That’s when my eyes alighted on her Cowgrrrl Cookies, a crisp-and-chewy blend of oats, chocolate chips, nuts, raisins, and a hint of cinnamon–sort of what you’d get if you bred a classic Dad’s oatmeal cookie and a Chocolate Chip cookie mama. I knew I wanted to try them. The result was, as expected, spectacular–a dense yet chewy cookie studded with a variety of textures and flavors, from soft and melty (chocolate chips) to sweet and pliable (raisins) to slightly smoky and nutty (walnuts). The dough itself baked up, bronzed to perfection (sort of like a shirtless cowboy, no?), light and crisp on the edges while maintaining a certain moist, taffy-like chewiness in the center. Yee-haw!
When I subsequently researched the original Cowboy Cookies (from which jae took her vegan inspiration), I discovered that no one has actually determined the origin of their name. One article declared they were so good, “They’d cause a stampede!” while another suggested that the confections “are so dense and full of ingredients that they could feed a cowboy for a week.” Either way, the original is brimming with butter and eggs–not exactly suitable to the DDD brood–so I was happy to go with jae’s delectable vegan, spelt-based version.
Yessiree, I brand these the best rustlin’, best tastin’, best health-supportin’ Cowgrrrrl Cookies anywhere–hot dang!
Luckily, I’ve already made these babies a few times, so I didn’t feel obliged to “test” the batch (thereby negating my entire six weeks of the ACD). These are crisp on the edges, chewy in the middle, with lots of texture from the chips, raisins, and nuts.

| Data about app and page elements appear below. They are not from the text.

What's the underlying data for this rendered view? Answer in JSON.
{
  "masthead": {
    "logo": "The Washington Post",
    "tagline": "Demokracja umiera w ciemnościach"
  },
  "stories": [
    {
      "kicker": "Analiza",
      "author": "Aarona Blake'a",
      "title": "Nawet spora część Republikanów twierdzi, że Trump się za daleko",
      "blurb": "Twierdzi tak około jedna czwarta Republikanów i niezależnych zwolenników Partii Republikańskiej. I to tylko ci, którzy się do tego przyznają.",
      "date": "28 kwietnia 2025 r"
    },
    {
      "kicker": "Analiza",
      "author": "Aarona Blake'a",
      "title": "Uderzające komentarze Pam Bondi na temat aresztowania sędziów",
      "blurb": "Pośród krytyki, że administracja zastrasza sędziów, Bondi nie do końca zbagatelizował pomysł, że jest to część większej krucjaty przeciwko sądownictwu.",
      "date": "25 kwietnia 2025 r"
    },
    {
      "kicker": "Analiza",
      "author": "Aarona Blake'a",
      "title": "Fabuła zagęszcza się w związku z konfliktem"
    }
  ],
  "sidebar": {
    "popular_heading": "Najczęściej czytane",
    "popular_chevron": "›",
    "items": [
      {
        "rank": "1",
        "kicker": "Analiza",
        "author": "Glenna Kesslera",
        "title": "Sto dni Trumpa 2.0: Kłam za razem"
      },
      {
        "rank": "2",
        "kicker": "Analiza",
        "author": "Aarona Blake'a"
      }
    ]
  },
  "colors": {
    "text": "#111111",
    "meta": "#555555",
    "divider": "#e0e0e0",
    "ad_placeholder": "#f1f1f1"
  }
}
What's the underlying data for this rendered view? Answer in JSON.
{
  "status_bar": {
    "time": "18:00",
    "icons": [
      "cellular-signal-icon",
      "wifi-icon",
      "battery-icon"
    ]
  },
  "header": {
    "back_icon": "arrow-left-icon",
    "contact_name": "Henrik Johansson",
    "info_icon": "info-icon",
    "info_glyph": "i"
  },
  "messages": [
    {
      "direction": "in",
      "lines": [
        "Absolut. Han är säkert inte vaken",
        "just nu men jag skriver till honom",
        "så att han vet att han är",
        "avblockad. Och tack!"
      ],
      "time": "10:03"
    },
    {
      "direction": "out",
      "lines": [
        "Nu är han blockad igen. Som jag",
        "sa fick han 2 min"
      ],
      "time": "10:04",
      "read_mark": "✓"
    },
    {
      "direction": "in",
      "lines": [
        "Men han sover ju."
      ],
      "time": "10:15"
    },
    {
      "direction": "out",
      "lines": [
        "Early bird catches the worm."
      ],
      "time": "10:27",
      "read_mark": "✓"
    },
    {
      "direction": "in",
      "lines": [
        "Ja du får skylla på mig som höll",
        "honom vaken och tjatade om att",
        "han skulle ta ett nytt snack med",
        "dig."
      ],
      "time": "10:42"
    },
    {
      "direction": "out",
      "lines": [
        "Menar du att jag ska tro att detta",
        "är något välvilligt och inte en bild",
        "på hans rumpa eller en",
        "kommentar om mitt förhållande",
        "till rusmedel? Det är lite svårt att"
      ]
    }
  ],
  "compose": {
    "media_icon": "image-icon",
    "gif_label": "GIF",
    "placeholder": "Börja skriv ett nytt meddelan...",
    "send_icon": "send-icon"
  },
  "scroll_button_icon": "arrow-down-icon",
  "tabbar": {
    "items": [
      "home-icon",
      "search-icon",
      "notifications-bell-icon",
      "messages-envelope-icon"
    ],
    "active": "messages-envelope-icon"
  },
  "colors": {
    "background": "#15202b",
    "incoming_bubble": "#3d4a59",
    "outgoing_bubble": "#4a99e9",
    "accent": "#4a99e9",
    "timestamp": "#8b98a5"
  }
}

The HH, an avowed nut lover (well, in reality he’s more of a “nutty lover”), absolutely adored these.
Forget cowboys (and their cookies), I say! I’d more likely be attracted by these any day.
A great snacking cookie filled with delightful extras. The recipe bakes up a big batch so you can share with all your ranch hands, too!
2 cups (280 g) light spelt flour
2 cups (200 g) old-fashioned rolled oats (not instant)
1/2 tsp (2.5 ml) baking powder
1 tsp (5 ml) baking soda
1/2 tsp (1 ml) sea salt
1-1/4 cups (225 g) non-dairy chocolate chips
1/2 cup (70 g) organic raisins
1/2 cup (55 g) coarsely chopped walnuts or pecans
1/2 tsp (2.5 ml) cinnamon
3/4 cup plus 2 Tbsp (210 ml) softened organic coconut oil or sunflower oil, preferably organic
1 cup (180 g) Sucanat
1/3 cup (80 ml) room-temperature applesauce
1 tsp (5 ml) pure vanilla extract
Preheat oven to 350F (180C). Line two cookie sheets with parchment paper, or spray with nonstick spray.
In a medium bowl, whisk together the flour, oats, baking powder, soda and salt in a large bowl. Add the chocolate chips, raisins, nuts, and cinnamon. Stir to combine. Set aside.
In a large bowl, mix the oil and Sucanat until well combined. Add the applesauce and vanilla and mix again.
Add the dry ingredients to the wet, and mix just until all the flour is absorbed. Use a small ice cream scoop or heaping tablespoon (20 ml) to place mounds of dough on the cookie sheets about 2 inches (5 cm) apart. Flatten slightly.
Bake for 13 minutes, or until golden. Makes about 3 dozen.
Last Year at this Time: Frugal Frittata
© 2009 Diet, Dessert and Dogs